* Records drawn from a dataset
※
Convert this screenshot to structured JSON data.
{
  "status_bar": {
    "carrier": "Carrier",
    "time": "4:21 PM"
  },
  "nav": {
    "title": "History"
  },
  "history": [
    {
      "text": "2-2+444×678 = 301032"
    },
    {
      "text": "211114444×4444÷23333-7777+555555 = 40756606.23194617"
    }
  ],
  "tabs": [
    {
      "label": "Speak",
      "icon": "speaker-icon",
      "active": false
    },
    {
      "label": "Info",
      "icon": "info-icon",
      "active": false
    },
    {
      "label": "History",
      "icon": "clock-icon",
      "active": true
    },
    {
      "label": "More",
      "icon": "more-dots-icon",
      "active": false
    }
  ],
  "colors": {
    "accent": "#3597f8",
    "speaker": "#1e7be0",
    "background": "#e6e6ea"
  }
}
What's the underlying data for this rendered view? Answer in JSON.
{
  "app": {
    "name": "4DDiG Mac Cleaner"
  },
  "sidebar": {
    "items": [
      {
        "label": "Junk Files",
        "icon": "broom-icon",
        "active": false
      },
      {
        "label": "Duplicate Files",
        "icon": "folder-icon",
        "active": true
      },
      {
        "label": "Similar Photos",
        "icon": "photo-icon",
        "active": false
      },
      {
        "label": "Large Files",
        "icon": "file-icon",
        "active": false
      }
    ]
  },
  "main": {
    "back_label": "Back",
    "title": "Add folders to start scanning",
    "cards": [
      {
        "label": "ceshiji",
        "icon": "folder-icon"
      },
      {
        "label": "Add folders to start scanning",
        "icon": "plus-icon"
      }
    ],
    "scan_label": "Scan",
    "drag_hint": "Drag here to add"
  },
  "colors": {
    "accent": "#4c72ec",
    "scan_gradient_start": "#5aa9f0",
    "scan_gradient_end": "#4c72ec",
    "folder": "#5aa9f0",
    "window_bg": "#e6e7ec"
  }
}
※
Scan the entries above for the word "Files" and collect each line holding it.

* Solution to this problem
        "label": "Junk Files",
        "label": "Duplicate Files",
        "label": "Large Files",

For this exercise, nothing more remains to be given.